_Exercise instructions:_ Scan the lines below for "name" and copy the matches.

START Task data

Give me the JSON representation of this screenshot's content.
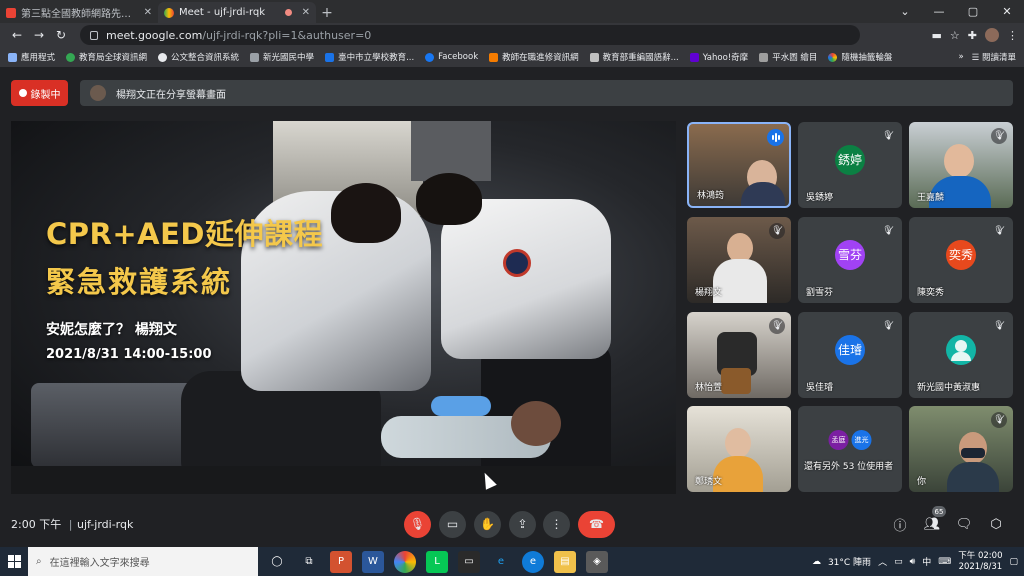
{
  "browser": {
    "tabs": [
      {
        "title": "第三點全國教師網路先行暨停課不停學",
        "active": false
      },
      {
        "title": "Meet - ujf-jrdi-rqk",
        "active": true,
        "recording": true
      }
    ],
    "new_tab_label": "+",
    "window_controls": [
      "—",
      "▢",
      "✕"
    ],
    "url_host": "meet.google.com",
    "url_path": "/ujf-jrdi-rqk?pli=1&authuser=0",
    "bookmarks": [
      "應用程式",
      "教育局全球資訊網",
      "公文整合資訊系統",
      "新光國民中學",
      "臺中市立學校教育...",
      "Facebook",
      "教師在職進修資訊網",
      "教育部重編國語辭...",
      "Yahoo!奇摩",
      "平水圖 繪目",
      "隨機抽籤輪盤"
    ],
    "reading_list": "閱讀清單",
    "more_bookmarks": "»"
  },
  "meet": {
    "recording_label": "錄製中",
    "presenting_notice": "楊翔文正在分享螢幕畫面",
    "slide": {
      "title_line1": "CPR+AED延伸課程",
      "title_line2": "緊急救護系統",
      "subtitle": "安妮怎麼了？ 楊翔文",
      "datetime": "2021/8/31 14:00-15:00"
    },
    "participants": [
      {
        "name": "林鴻筠",
        "type": "video"
      },
      {
        "name": "吳銹婷",
        "initial": "銹婷",
        "color": "#0b8043"
      },
      {
        "name": "王嘉麟",
        "type": "video"
      },
      {
        "name": "楊翔文",
        "type": "video"
      },
      {
        "name": "劉雪芬",
        "initial": "雪芬",
        "color": "#a142f4"
      },
      {
        "name": "陳奕秀",
        "initial": "奕秀",
        "color": "#e8491d"
      },
      {
        "name": "林怡萱",
        "type": "video"
      },
      {
        "name": "吳佳璿",
        "initial": "佳璿",
        "color": "#1a73e8"
      },
      {
        "name": "新光國中黃淑惠",
        "initial": "",
        "color": "#12b5a6"
      },
      {
        "name": "鄭琇文",
        "type": "video"
      },
      {
        "name": "還有另外 53 位使用者",
        "initial_a": "孟庭",
        "initial_b": "進光"
      },
      {
        "name": "你",
        "type": "video"
      }
    ],
    "time": "2:00 下午",
    "separator": "|",
    "meeting_code": "ujf-jrdi-rqk",
    "people_count": "65"
  },
  "taskbar": {
    "search_placeholder": "在這裡輸入文字來搜尋",
    "weather": "31°C 陣雨",
    "ime": "中",
    "clock_time": "下午 02:00",
    "clock_date": "2021/8/31"
  },
  "colors": {
    "meet_bg": "#202124",
    "tile_bg": "#3c4043",
    "recording_red": "#d93025",
    "active_speaker": "#8ab4f8",
    "slide_title": "#f4c84b"
  }
}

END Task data

_Task answer:_
        "name": "林鴻筠",
        "name": "吳銹婷",
        "name": "王嘉麟",
        "name": "楊翔文",
        "name": "劉雪芬",
        "name": "陳奕秀",
        "name": "林怡萱",
        "name": "吳佳璿",
        "name": "新光國中黃淑惠",
        "name": "鄭琇文",
        "name": "還有另外 53 位使用者",
        "name": "你",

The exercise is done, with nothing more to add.